WHAT YOU NEED TO DO
The response should hold every record from the listing that follows, verbatim, and no pictures.

DATASET
::::::::
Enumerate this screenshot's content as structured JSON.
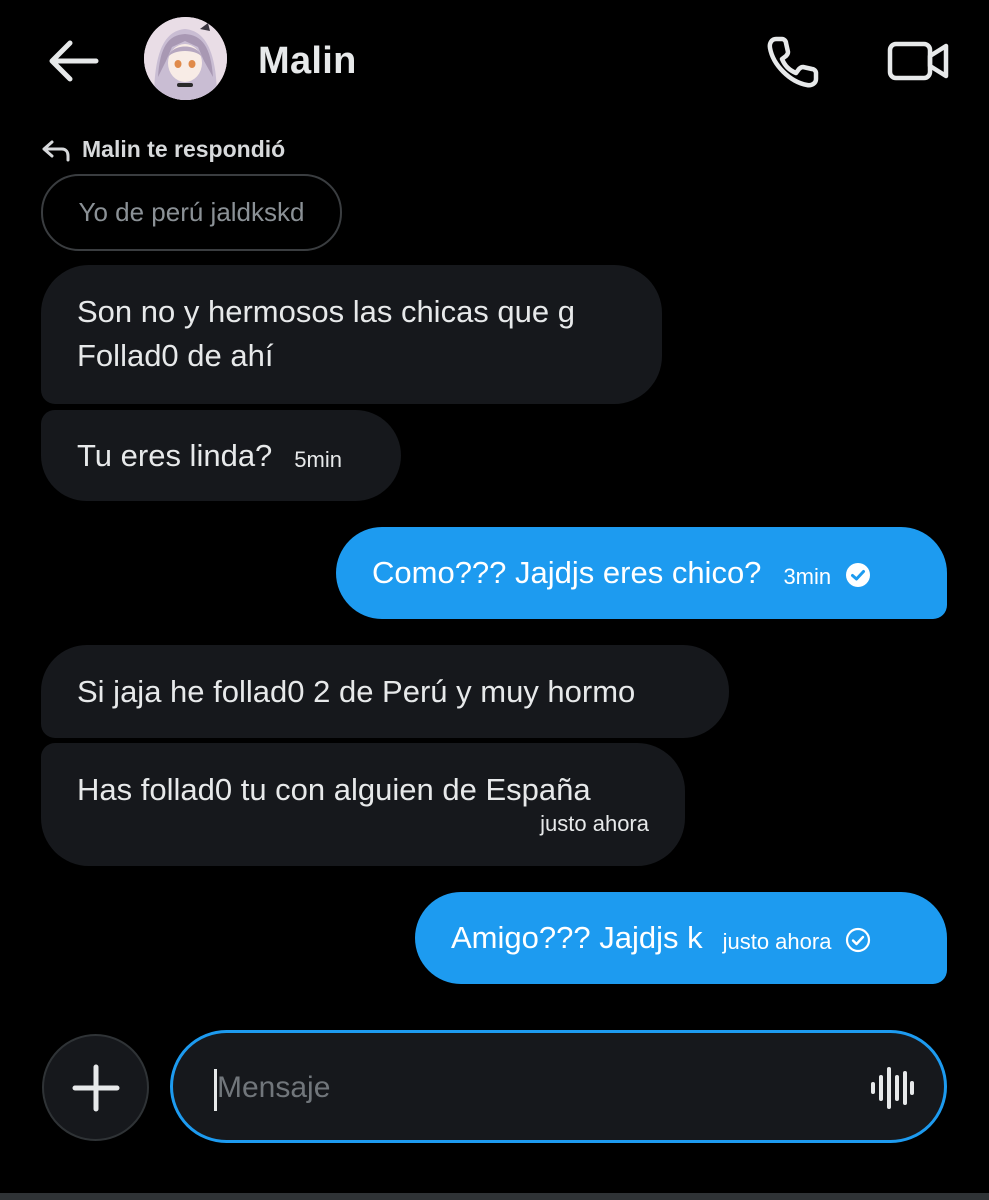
{
  "header": {
    "contact_name": "Malin",
    "back_icon": "arrow-left-icon",
    "call_icon": "phone-icon",
    "video_icon": "video-camera-icon"
  },
  "reply": {
    "label": "Malin te respondió",
    "quoted_text": "Yo de perú jaldkskd"
  },
  "messages": [
    {
      "direction": "in",
      "lines": [
        "Son no y hermosos las chicas que g",
        "Follad0 de ahí"
      ]
    },
    {
      "direction": "in",
      "text": "Tu eres linda?",
      "time": "5min"
    },
    {
      "direction": "out",
      "text": "Como??? Jajdjs eres chico?",
      "time": "3min",
      "status": "read"
    },
    {
      "direction": "in",
      "text": "Si jaja he follad0 2 de Perú y muy hormo"
    },
    {
      "direction": "in",
      "text": "Has follad0 tu con alguien de España",
      "time": "justo ahora"
    },
    {
      "direction": "out",
      "text": "Amigo??? Jajdjs k",
      "time": "justo ahora",
      "status": "sent"
    }
  ],
  "composer": {
    "placeholder": "Mensaje",
    "add_icon": "plus-icon",
    "voice_icon": "voice-waveform-icon"
  },
  "colors": {
    "background": "#000000",
    "incoming_bubble": "#16181c",
    "outgoing_bubble": "#1d9bf0",
    "accent": "#1d9bf0"
  }
}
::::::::
OUTPUT BELOW
Enumerate this screenshot's content as structured JSON.
{
  "header": {
    "contact_name": "Malin",
    "back_icon": "arrow-left-icon",
    "call_icon": "phone-icon",
    "video_icon": "video-camera-icon"
  },
  "reply": {
    "label": "Malin te respondió",
    "quoted_text": "Yo de perú jaldkskd"
  },
  "messages": [
    {
      "direction": "in",
      "lines": [
        "Son no y hermosos las chicas que g",
        "Follad0 de ahí"
      ]
    },
    {
      "direction": "in",
      "text": "Tu eres linda?",
      "time": "5min"
    },
    {
      "direction": "out",
      "text": "Como??? Jajdjs eres chico?",
      "time": "3min",
      "status": "read"
    },
    {
      "direction": "in",
      "text": "Si jaja he follad0 2 de Perú y muy hormo"
    },
    {
      "direction": "in",
      "text": "Has follad0 tu con alguien de España",
      "time": "justo ahora"
    },
    {
      "direction": "out",
      "text": "Amigo??? Jajdjs k",
      "time": "justo ahora",
      "status": "sent"
    }
  ],
  "composer": {
    "placeholder": "Mensaje",
    "add_icon": "plus-icon",
    "voice_icon": "voice-waveform-icon"
  },
  "colors": {
    "background": "#000000",
    "incoming_bubble": "#16181c",
    "outgoing_bubble": "#1d9bf0",
    "accent": "#1d9bf0"
  }
}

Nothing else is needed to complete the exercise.